Once you have several root keywords (or one) you start creating your ad groups. A general rule of thumb is to name Ad Group the same as the keyword. For the keyword “online mixing services” you need to create an Ad Group name “online mixing services”.
When you create an Ad Group, add root keyword in phrase match and exact match. Your Ad Group will look like this:
“online mixing services”
[online mixing services]
The next step is Ad Copy. This is where you can be as creative as you’d like, but the rule of thumb is to use the keyword as one of the headlines in your ad copy (preferably pinned as Headline 1). When you are done with creating ads you can just launch your campaign.
What you will see is that your SKAGs will start to generate different search terms. This is good. Let’s say our initial SKAG generated the following search terms:
The first thing you do is identify completely non-relevant search terms and add them to a negative keyword list for the group. In this case “mix and master online free” is the first choice for a negative keyword list, since we are selling the service and want only paying customers.
Then you identify relevant search terms, for example, “online mixing and mastering services”. What you need to do next is to add this keyword as a negative keyword on an Ad Group level (not a campaign level), and then create a separate Ad Group for this search term. That way, your shorter-tail keywords won’t steal impressions from your more specific long-tail keywords.

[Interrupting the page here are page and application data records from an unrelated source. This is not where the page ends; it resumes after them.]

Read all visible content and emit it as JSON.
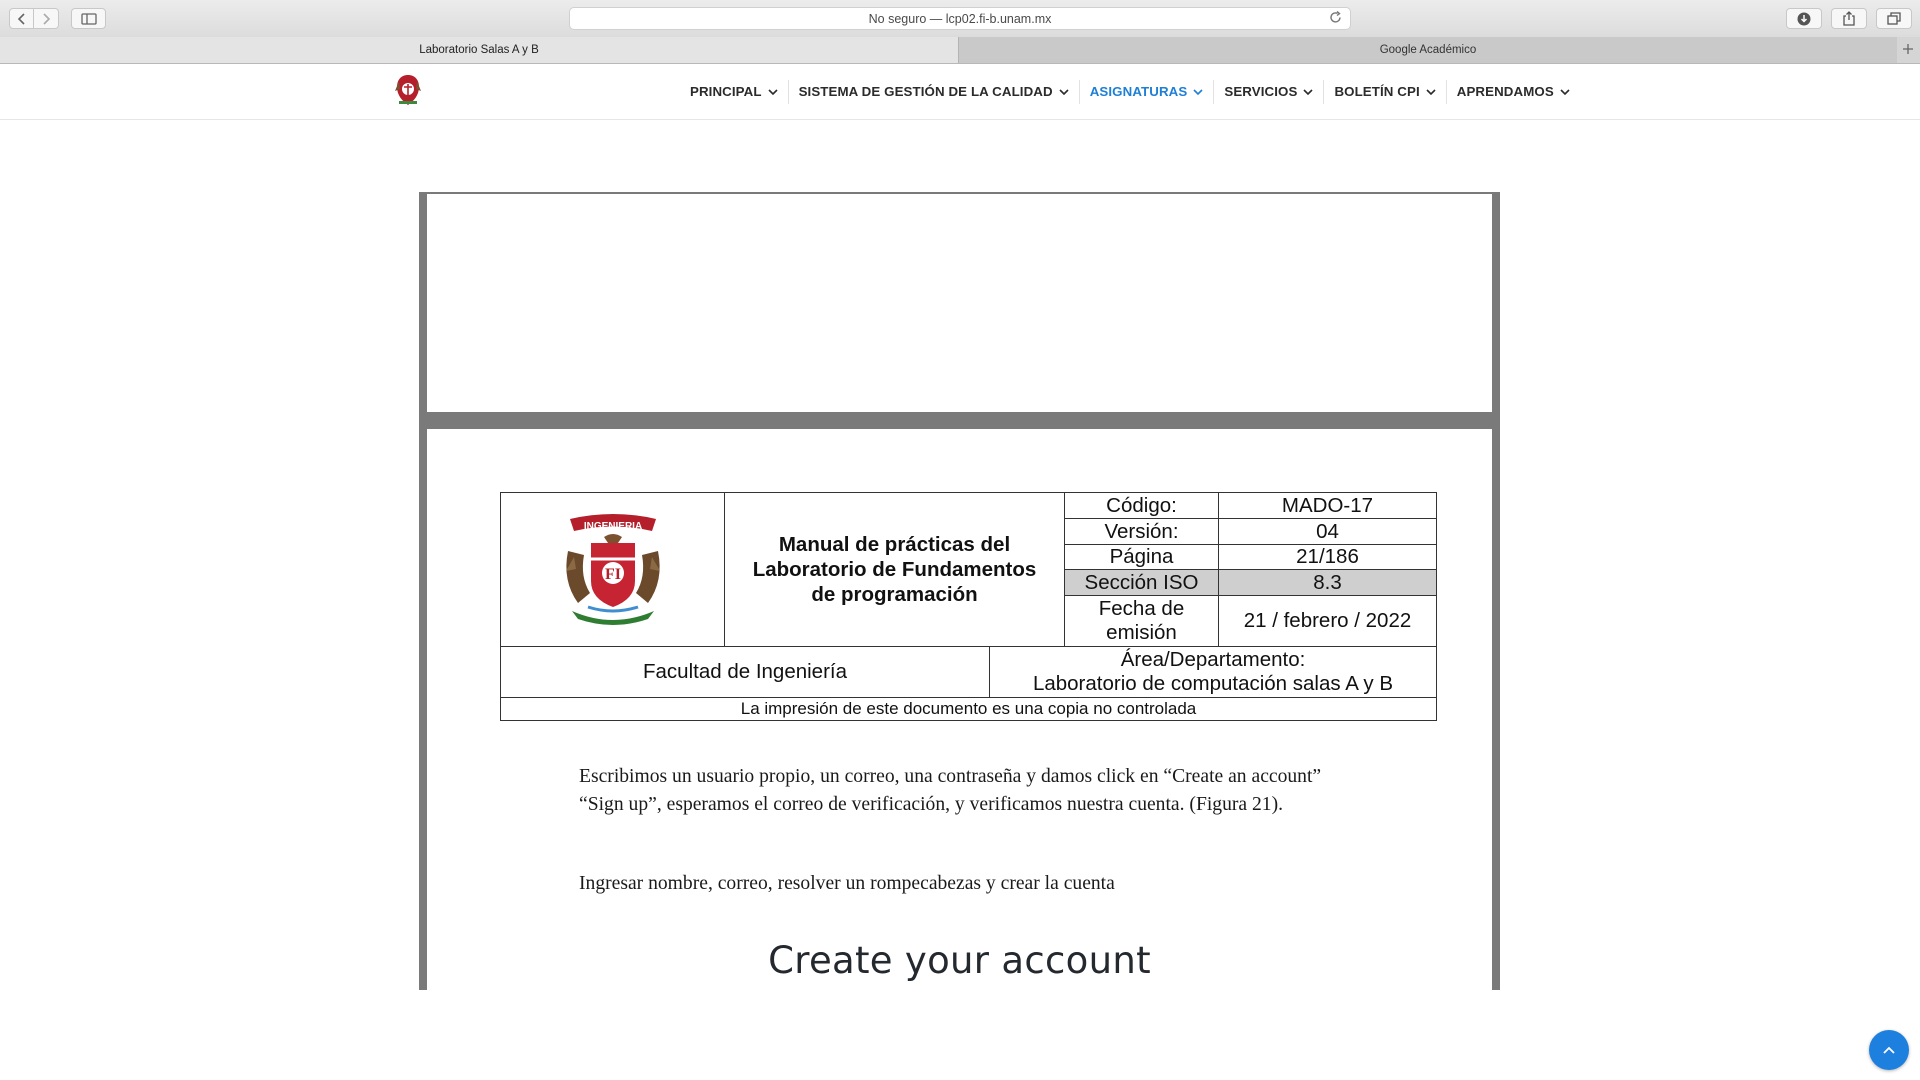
{
  "browser": {
    "address": "No seguro — lcp02.fi-b.unam.mx",
    "tabs": [
      {
        "label": "Laboratorio Salas A y B",
        "active": true
      },
      {
        "label": "Google Académico",
        "active": false
      }
    ]
  },
  "site": {
    "nav": [
      {
        "label": "PRINCIPAL",
        "active": false
      },
      {
        "label": "SISTEMA DE GESTIÓN DE LA CALIDAD",
        "active": false
      },
      {
        "label": "ASIGNATURAS",
        "active": true
      },
      {
        "label": "SERVICIOS",
        "active": false
      },
      {
        "label": "BOLETÍN CPI",
        "active": false
      },
      {
        "label": "APRENDAMOS",
        "active": false
      }
    ],
    "accent_color": "#1e7fd6"
  },
  "document": {
    "header": {
      "title": "Manual de prácticas del Laboratorio de Fundamentos de programación",
      "codigo_label": "Código:",
      "codigo_value": "MADO-17",
      "version_label": "Versión:",
      "version_value": "04",
      "pagina_label": "Página",
      "pagina_value": "21/186",
      "iso_label": "Sección ISO",
      "iso_value": "8.3",
      "fecha_label": "Fecha de emisión",
      "fecha_value": "21 / febrero / 2022",
      "facultad": "Facultad de Ingeniería",
      "area_label": "Área/Departamento:",
      "area_value": "Laboratorio de computación salas A y B",
      "footer_note": "La impresión de este documento es una copia no controlada",
      "logo_text": "INGENIERIA"
    },
    "paragraph1": "Escribimos un usuario propio, un correo, una contraseña y damos click en “Create an account” “Sign up”, esperamos el correo de verificación, y verificamos nuestra cuenta. (Figura 21).",
    "paragraph2": "Ingresar nombre, correo, resolver un rompecabezas y crear la cuenta",
    "figure_heading": "Create your account"
  }
}
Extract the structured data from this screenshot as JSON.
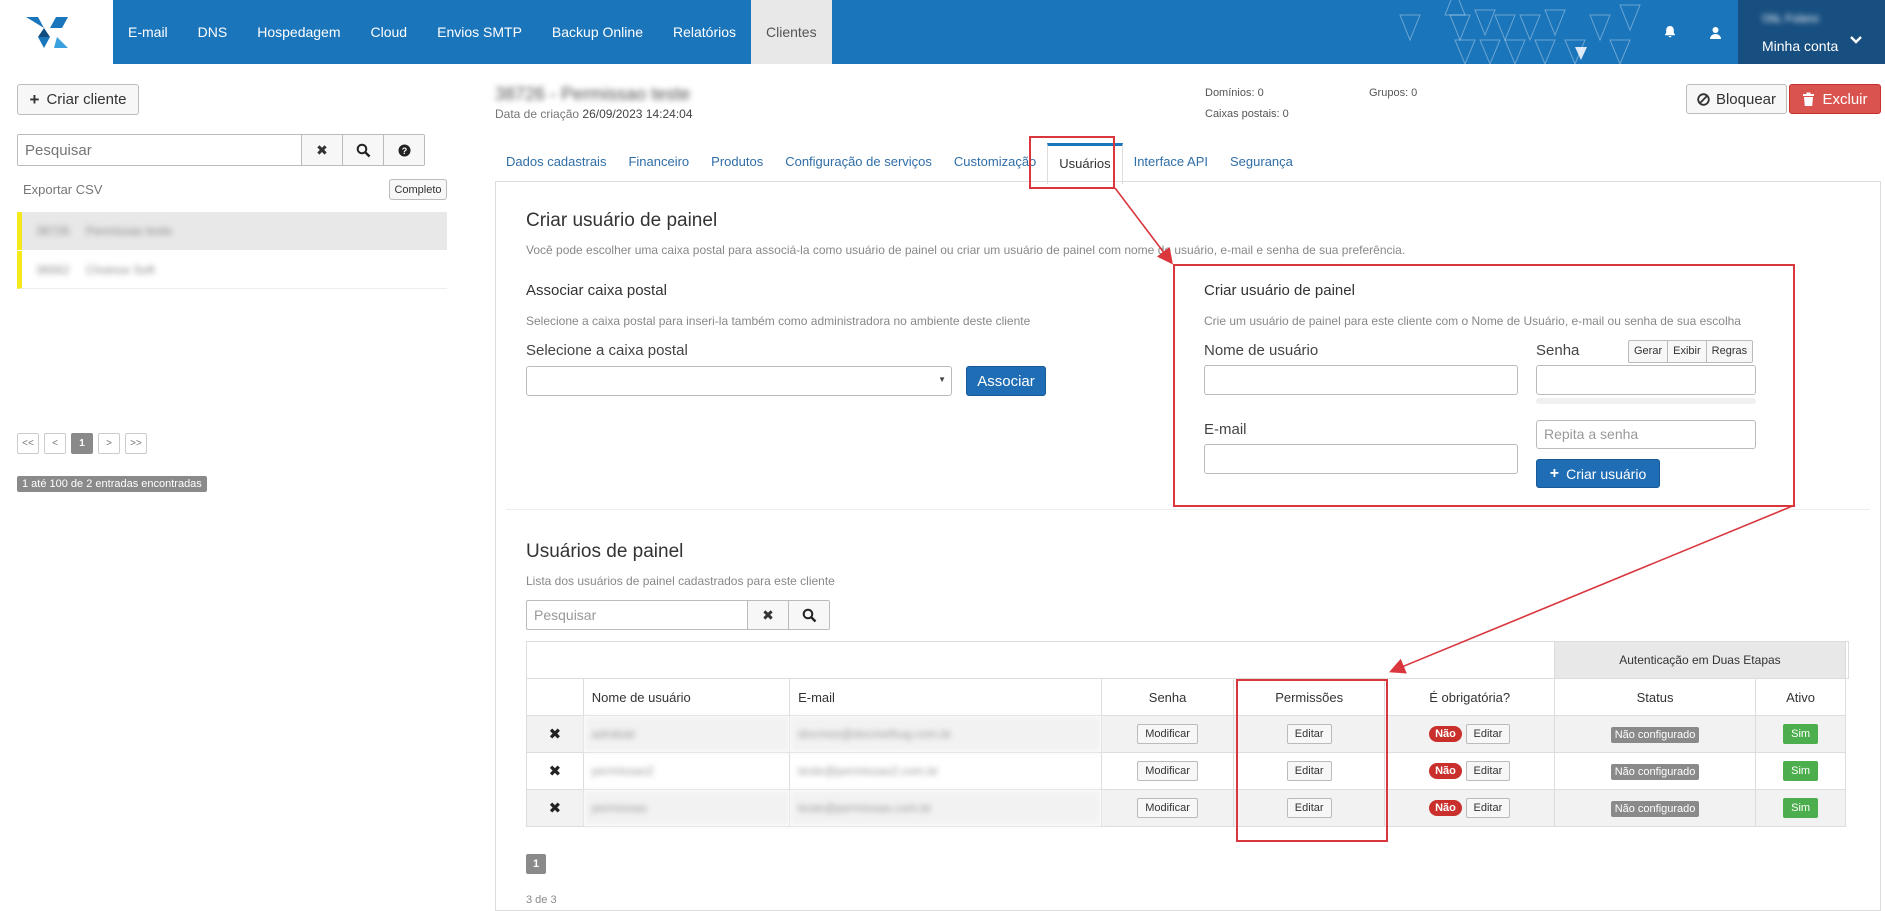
{
  "nav": {
    "items": [
      "E-mail",
      "DNS",
      "Hospedagem",
      "Cloud",
      "Envios SMTP",
      "Backup Online",
      "Relatórios",
      "Clientes"
    ],
    "active_item": "Clientes",
    "account_name": "Olá, Fulano",
    "account_label": "Minha conta"
  },
  "left": {
    "create_client_label": "Criar cliente",
    "search_placeholder": "Pesquisar",
    "export_csv_label": "Exportar CSV",
    "completo_label": "Completo",
    "clients": [
      {
        "id": "38726",
        "name": "Permissao teste"
      },
      {
        "id": "36562",
        "name": "Choinox Soft"
      }
    ],
    "pagination": [
      "<<",
      "<",
      "1",
      ">",
      ">>"
    ],
    "current_page": "1",
    "entries_text": "1 até 100 de 2 entradas encontradas"
  },
  "client": {
    "title": "38726 - Permissao teste",
    "created_label": "Data de criação",
    "created_value": "26/09/2023 14:24:04",
    "dominios": "Domínios: 0",
    "caixas": "Caixas postais: 0",
    "grupos": "Grupos: 0",
    "bloquear_label": "Bloquear",
    "excluir_label": "Excluir"
  },
  "tabs": [
    "Dados cadastrais",
    "Financeiro",
    "Produtos",
    "Configuração de serviços",
    "Customização",
    "Usuários",
    "Interface API",
    "Segurança"
  ],
  "active_tab": "Usuários",
  "create_panel_user": {
    "title": "Criar usuário de painel",
    "description": "Você pode escolher uma caixa postal para associá-la como usuário de painel ou criar um usuário de painel com nome de usuário, e-mail e senha de sua preferência.",
    "associate": {
      "title": "Associar caixa postal",
      "description": "Selecione a caixa postal para inseri-la também como administradora no ambiente deste cliente",
      "select_label": "Selecione a caixa postal",
      "select_value": "",
      "button_label": "Associar"
    },
    "create": {
      "title": "Criar usuário de painel",
      "description": "Crie um usuário de painel para este cliente com o Nome de Usuário, e-mail ou senha de sua escolha",
      "username_label": "Nome de usuário",
      "password_label": "Senha",
      "password_tools": [
        "Gerar",
        "Exibir",
        "Regras"
      ],
      "email_label": "E-mail",
      "repeat_placeholder": "Repita a senha",
      "button_label": "Criar usuário"
    }
  },
  "panel_users": {
    "title": "Usuários de painel",
    "description": "Lista dos usuários de painel cadastrados para este cliente",
    "search_placeholder": "Pesquisar",
    "group_header": "Autenticação em Duas Etapas",
    "columns": [
      "Nome de usuário",
      "E-mail",
      "Senha",
      "Permissões",
      "É obrigatória?",
      "Status",
      "Ativo"
    ],
    "rows": [
      {
        "username": "adrabair",
        "email": "docmee@docmelhug.com.br",
        "senha_btn": "Modificar",
        "perm_btn": "Editar",
        "obrig": "Não",
        "obrig_btn": "Editar",
        "status": "Não configurado",
        "ativo": "Sim"
      },
      {
        "username": "permissao2",
        "email": "teste@permissao2.com.br",
        "senha_btn": "Modificar",
        "perm_btn": "Editar",
        "obrig": "Não",
        "obrig_btn": "Editar",
        "status": "Não configurado",
        "ativo": "Sim"
      },
      {
        "username": "permissao",
        "email": "teste@permissao.com.br",
        "senha_btn": "Modificar",
        "perm_btn": "Editar",
        "obrig": "Não",
        "obrig_btn": "Editar",
        "status": "Não configurado",
        "ativo": "Sim"
      }
    ],
    "page": "1",
    "footer_text": "3 de 3"
  },
  "colors": {
    "nav_bg": "#1b75bb",
    "primary": "#1f6db5",
    "danger": "#d9534f",
    "success": "#4cae4c",
    "highlight": "#f5e81b",
    "annotation": "#d9363e"
  }
}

If you want your new SKAG to generate more search terms, you can add a keyword as a phrase match and exact match. If you want your SKAG to be as precise as possible use only exact match. But the most important thing is not to let shorter tail keywords steal impressions from long tail keywords (or any new SKAGs you added to your campaign).
I really like this approach because you base your keywords on real search terms used by real people. You don’t need to use any 3rd party service for your keyword research or spend days collecting keywords. Google will tell you how people actually look for products and services.
Yes and no. SKAGs can be helpful in a number of ways. The most obvious benefit is that they can generate more traffic and generally have higher CTRs. You know your traffic better and you can target your ads with more precision. It’s easier to get high quality scores for ads with SKAGs, which in turn can improve average positions, CPC and impression shares.
With the SKAG approach you decide how much control over your ads you want, and how much leave for automation. But SKAGs take more time to set up and they can dilute data. SKAG campaigns can be hard to manage and can be time-consuming. Even though personally I really like this approach, sometimes it is not necessary.
SKAG approach can seem like a very simple concept on the surface, but in reality, it can be incredibly complex and complexity can come not just from having one hundred Ad Groups in a campaign, but from multiple places. With this article, I wanted to introduce you to this idea and show some concepts of how it can work, but in practice, there are so many ways SKAGs can work that it would be impossible to cover everything in one article.
And you are not just limited to search campaigns and can be used for social media ads and display ads. The core idea of SKAG is creating a granular structure, but how exactly you will implement it is up to you.
Customer Acquisition at SoftwareSupport